Events

The Centre organises seminars, conferences and workshops, bringing together world leading experts, young researchers and students to tackle the key research issues in neuroethics.  Information on events in related fields, organised by associated research programmes, is also available here

For past events, click here.

MT15 Loebel Lectures

3, 4 and 5 November 2015, 6-8pm (booking required)

Series Title: The theoretical challenge of modern psychiatry: no easy cure

Steve Hyman

Speaker:  Steven E. Hyman, M.D. is director of the Stanley Center for Psychiatric Research at the Broad Institute of MIT and Harvard as well as Harvard University Distinguished Service Professor of Stem Cell and Regenerative Biology....[more

Venue: Grove Auditorium, Magdalen College, Longwall Street*, Oxford OX1 4AU (*please note the auditorium can only be accessed via the Longwall Street entrance)..

All are welcome to attend these public lectures, but booking is required.  Please book online at bookwhen.com/uehiro and bring your booking confirmation to the event.  

Titles, abstracts and booking details here.  

Book Online

 

- - - - - - - - - - - - - - - - - - - - - - - - - - - - - - - - - - - - - - - - - - - - - - - - - - - - - - - - - -

2015 Wellcome & Loebel Lecture in Neuroethics

Tuesday 10 March 2015, 5.30-6.45pm (booking required)

We are pleased to announce that our 2015 Wellcome & Loebel Lecture in Neuroethics will be delivered by Professor Shaun Nichols of University of Arizona.  

Title: Death and the self

Abstract: Many revolutionary positions in philosophy skepticism, materialism, hard determinism have disturbing implications.  By contrast, the revolutionary idea that there is no persisting self is supposed to have generally beneficial consequences.  Insofar as the self does not persist, one should be more generous to others, less punitive, and have less fear of death.  This talk will report recent experiments indicating that changing beliefs about the persistence of self does affect generosity and punitiveness. For attitudes about the self and death, we examined responses from Hindus, Tibetan Buddhists and Westerners; the results are complex and surprising.

Shaun NicholsShaun Nichols is Professor of Philosophy at the University of Arizona.
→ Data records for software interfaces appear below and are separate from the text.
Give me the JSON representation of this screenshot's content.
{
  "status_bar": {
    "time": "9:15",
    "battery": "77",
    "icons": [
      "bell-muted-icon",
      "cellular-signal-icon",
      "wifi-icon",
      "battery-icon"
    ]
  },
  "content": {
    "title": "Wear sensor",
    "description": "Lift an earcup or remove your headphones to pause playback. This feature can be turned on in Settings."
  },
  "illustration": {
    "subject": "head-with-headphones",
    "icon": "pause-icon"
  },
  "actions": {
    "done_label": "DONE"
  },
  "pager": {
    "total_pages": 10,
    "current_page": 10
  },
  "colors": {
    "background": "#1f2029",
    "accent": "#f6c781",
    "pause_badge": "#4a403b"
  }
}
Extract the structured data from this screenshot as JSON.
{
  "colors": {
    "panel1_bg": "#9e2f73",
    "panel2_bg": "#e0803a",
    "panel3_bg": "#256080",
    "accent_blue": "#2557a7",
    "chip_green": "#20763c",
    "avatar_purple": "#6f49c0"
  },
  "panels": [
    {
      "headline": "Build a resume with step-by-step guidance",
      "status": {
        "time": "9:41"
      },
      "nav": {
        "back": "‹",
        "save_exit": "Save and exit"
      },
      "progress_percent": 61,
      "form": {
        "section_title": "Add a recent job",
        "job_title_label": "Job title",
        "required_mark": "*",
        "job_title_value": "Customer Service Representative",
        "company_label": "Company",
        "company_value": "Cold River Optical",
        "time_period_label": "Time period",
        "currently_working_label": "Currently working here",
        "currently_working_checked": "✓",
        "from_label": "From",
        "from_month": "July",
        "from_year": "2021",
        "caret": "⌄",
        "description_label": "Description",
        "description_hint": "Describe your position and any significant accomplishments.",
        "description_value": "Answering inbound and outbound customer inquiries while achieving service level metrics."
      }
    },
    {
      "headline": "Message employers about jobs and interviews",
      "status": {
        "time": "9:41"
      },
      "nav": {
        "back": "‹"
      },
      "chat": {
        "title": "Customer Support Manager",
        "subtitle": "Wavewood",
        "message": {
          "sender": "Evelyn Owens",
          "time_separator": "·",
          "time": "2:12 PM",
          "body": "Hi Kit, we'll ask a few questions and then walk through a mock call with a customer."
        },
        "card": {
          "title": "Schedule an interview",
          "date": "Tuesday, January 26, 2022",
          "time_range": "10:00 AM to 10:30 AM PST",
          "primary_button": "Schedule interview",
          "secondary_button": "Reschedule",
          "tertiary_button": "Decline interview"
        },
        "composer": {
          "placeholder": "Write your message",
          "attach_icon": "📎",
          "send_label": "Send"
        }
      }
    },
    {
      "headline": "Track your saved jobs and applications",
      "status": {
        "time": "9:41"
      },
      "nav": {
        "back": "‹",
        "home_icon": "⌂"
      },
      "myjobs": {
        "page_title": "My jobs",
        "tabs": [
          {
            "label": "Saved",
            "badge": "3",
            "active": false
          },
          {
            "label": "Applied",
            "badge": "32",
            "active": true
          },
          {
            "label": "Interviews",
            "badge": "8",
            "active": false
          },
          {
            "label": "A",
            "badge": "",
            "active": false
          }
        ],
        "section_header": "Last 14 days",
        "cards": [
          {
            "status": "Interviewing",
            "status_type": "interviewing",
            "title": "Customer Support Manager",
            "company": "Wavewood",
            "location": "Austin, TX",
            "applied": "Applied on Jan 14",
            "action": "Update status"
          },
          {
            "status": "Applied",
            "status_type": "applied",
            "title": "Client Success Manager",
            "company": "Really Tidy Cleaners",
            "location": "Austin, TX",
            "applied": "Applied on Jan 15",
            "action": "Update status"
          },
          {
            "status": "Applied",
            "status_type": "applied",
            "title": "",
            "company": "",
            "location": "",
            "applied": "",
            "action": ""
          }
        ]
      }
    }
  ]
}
His research focuses on the psychological underpinnings of ordinary thinking about philosophical issues.He is the author of Sentimental Rules: On the Natural Foundations of Moral Judgment (OUP, 2004) and co-author (with Stephen Stich) of Mindreading (OUP, 2003). He is editor of The Architecture of the Imagination (OUP, 2006) and co-editor of Experimental Philosophy (with Joshua Knobe; OUP, 2008; 2014). He has also published over 100 articles at the intersection of philosophy and psychology. 

Venue: Seminar Rooms 1 & 2, Oxford Martin School, University of Oxford, 34 Broad Street, Oxford OX1 3BD

Download flier (PDF).  Public event, all welcome but booking is required.  

Book Online

This lecture is jointly hosted by the Oxford Centre for Neuroethics and the Oxford Loebel Lectures and Research Programme.

- - - - - - - - - - - - - - - - - - - - - - - - - - - - - - - - - - - - - - - - - - - - - - - - - - - - - - - - - -